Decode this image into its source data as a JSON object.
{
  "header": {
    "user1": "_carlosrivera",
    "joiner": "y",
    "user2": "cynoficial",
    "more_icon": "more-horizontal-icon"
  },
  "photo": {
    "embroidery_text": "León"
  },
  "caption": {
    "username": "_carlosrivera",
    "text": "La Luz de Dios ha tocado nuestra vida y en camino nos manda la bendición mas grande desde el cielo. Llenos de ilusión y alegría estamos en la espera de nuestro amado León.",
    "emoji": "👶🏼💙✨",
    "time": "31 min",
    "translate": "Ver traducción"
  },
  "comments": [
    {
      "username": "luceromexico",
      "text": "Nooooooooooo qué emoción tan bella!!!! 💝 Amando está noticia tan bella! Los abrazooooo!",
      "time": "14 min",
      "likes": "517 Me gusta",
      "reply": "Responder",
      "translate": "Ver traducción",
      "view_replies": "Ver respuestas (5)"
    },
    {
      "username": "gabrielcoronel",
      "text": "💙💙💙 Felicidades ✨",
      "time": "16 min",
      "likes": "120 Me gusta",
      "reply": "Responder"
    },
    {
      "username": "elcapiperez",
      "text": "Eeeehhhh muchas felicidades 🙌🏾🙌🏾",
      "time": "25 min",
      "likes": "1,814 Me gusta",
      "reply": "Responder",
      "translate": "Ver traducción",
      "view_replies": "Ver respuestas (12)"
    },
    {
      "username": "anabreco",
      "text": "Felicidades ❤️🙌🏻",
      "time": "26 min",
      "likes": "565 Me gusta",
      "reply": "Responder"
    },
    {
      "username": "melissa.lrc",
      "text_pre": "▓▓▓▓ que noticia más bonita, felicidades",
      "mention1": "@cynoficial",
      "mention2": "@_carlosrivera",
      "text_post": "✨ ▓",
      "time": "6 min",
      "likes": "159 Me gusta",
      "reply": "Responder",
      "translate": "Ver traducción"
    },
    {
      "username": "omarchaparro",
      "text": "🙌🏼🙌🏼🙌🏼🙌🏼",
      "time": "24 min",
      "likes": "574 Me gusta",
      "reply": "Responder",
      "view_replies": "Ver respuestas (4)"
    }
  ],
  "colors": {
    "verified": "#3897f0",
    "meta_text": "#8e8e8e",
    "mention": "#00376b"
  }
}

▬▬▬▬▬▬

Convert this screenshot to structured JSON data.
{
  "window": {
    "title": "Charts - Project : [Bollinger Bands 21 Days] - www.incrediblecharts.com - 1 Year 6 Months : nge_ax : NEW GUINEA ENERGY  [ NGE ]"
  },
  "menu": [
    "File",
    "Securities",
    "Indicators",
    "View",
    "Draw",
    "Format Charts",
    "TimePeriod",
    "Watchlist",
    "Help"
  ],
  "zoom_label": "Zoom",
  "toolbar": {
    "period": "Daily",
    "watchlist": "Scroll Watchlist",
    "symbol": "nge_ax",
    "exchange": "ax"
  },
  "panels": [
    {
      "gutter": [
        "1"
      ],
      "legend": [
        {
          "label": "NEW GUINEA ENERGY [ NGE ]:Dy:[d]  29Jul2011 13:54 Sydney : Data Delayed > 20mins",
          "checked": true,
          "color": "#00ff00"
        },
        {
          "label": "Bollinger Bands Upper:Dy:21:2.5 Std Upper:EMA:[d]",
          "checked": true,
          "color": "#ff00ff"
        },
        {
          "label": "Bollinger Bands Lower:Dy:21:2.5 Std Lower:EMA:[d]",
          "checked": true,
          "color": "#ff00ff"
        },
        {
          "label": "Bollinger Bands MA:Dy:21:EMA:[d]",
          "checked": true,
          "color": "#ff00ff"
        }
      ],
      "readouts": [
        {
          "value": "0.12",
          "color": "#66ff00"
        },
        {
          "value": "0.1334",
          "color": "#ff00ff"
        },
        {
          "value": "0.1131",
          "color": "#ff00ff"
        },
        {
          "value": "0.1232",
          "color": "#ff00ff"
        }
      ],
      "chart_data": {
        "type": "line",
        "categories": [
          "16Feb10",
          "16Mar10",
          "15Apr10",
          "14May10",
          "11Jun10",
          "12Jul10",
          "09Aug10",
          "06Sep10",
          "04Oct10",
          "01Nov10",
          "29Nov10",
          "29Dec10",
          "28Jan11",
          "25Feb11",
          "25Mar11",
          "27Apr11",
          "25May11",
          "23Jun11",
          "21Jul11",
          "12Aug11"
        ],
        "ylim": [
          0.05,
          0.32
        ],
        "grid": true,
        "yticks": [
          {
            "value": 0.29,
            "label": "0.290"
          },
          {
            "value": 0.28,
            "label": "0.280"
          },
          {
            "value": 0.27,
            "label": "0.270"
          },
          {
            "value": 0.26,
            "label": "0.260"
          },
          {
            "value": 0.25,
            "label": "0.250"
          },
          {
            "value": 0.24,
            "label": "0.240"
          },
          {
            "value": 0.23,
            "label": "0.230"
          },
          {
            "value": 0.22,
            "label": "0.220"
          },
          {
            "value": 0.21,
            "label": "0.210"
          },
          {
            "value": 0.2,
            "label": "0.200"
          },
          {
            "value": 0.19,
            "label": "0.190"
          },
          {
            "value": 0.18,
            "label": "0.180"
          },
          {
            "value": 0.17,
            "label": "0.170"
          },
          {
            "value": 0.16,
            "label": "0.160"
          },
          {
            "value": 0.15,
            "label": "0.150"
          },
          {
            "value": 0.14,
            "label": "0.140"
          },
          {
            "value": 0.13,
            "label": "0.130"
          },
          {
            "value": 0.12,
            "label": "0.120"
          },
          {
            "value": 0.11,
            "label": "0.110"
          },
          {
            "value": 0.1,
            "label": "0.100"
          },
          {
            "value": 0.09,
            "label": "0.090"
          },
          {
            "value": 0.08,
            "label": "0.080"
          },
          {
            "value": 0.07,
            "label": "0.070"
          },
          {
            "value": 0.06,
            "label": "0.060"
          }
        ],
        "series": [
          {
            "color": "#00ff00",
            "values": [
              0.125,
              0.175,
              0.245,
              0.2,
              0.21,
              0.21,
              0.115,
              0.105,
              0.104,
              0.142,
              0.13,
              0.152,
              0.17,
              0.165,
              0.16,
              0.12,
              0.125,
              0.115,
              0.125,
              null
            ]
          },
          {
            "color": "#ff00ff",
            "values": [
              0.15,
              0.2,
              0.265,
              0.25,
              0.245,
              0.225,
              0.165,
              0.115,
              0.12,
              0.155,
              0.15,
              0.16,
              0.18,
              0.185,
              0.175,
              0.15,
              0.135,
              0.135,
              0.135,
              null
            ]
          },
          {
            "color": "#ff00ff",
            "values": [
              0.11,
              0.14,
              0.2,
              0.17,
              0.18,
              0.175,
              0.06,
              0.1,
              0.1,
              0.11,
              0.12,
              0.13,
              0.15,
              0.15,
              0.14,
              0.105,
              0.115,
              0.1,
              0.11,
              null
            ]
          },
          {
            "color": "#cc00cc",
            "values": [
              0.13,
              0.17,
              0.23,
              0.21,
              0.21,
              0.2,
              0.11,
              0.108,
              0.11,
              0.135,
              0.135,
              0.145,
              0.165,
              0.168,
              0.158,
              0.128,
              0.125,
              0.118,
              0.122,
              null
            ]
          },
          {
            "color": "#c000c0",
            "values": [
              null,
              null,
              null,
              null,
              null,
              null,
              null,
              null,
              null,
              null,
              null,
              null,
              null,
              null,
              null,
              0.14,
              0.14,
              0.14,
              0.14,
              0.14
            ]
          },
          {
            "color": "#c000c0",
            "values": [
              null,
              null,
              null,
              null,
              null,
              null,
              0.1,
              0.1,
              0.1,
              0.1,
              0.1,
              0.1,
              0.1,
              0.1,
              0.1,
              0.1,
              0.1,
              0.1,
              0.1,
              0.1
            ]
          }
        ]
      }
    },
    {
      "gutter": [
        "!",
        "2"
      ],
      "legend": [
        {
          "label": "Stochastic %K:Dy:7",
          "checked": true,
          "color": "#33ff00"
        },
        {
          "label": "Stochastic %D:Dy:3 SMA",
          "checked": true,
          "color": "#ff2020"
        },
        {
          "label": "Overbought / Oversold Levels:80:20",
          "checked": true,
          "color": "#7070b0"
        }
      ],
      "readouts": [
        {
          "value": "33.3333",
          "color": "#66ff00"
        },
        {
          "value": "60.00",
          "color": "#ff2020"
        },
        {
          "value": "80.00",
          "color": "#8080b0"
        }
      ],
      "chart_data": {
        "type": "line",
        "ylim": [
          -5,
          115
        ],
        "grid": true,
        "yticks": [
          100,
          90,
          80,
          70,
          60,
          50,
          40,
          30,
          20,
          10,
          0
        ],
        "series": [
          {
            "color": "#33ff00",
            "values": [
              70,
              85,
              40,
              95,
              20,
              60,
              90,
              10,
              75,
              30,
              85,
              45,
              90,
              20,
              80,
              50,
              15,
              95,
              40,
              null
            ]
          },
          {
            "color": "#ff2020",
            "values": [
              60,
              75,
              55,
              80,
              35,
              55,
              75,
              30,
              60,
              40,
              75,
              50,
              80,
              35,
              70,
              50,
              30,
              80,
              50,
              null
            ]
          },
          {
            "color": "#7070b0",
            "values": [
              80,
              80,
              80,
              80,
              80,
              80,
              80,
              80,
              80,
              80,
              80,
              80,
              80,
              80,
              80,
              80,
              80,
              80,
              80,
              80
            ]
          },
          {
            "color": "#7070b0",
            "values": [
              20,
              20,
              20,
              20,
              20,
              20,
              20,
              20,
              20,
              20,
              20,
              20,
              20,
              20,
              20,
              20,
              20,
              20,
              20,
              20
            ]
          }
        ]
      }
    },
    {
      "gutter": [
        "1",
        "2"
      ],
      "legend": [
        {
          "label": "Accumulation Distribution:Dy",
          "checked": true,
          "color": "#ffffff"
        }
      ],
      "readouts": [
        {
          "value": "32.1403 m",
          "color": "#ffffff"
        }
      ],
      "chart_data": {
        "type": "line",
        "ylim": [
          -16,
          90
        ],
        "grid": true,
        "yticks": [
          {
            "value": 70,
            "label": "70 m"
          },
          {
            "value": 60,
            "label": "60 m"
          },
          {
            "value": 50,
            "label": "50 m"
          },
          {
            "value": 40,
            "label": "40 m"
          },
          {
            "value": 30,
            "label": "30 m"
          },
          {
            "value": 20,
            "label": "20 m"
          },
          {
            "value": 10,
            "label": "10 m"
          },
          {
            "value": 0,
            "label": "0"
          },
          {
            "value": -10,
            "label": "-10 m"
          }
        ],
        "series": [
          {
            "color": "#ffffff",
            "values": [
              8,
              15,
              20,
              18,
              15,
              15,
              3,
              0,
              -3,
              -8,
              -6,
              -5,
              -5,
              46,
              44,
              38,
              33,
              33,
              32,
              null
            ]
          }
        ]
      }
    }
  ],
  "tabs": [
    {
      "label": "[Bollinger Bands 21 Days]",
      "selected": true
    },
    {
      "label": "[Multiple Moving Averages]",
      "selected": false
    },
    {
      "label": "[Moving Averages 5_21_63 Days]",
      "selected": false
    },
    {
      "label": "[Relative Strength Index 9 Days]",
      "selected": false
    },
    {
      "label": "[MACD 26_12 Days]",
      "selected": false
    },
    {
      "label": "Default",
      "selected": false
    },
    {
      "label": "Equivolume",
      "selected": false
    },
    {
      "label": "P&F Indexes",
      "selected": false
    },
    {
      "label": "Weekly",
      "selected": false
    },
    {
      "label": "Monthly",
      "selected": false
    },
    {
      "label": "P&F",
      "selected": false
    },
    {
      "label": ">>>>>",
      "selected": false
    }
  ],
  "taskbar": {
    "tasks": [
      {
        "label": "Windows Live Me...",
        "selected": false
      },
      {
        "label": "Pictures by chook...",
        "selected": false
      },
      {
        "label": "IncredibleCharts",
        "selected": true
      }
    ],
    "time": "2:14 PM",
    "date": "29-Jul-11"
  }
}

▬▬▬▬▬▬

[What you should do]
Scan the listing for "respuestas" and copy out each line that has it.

[Answer area]
      "view_replies": "Ver respuestas (5)"
      "view_replies": "Ver respuestas (12)"
      "view_replies": "Ver respuestas (4)"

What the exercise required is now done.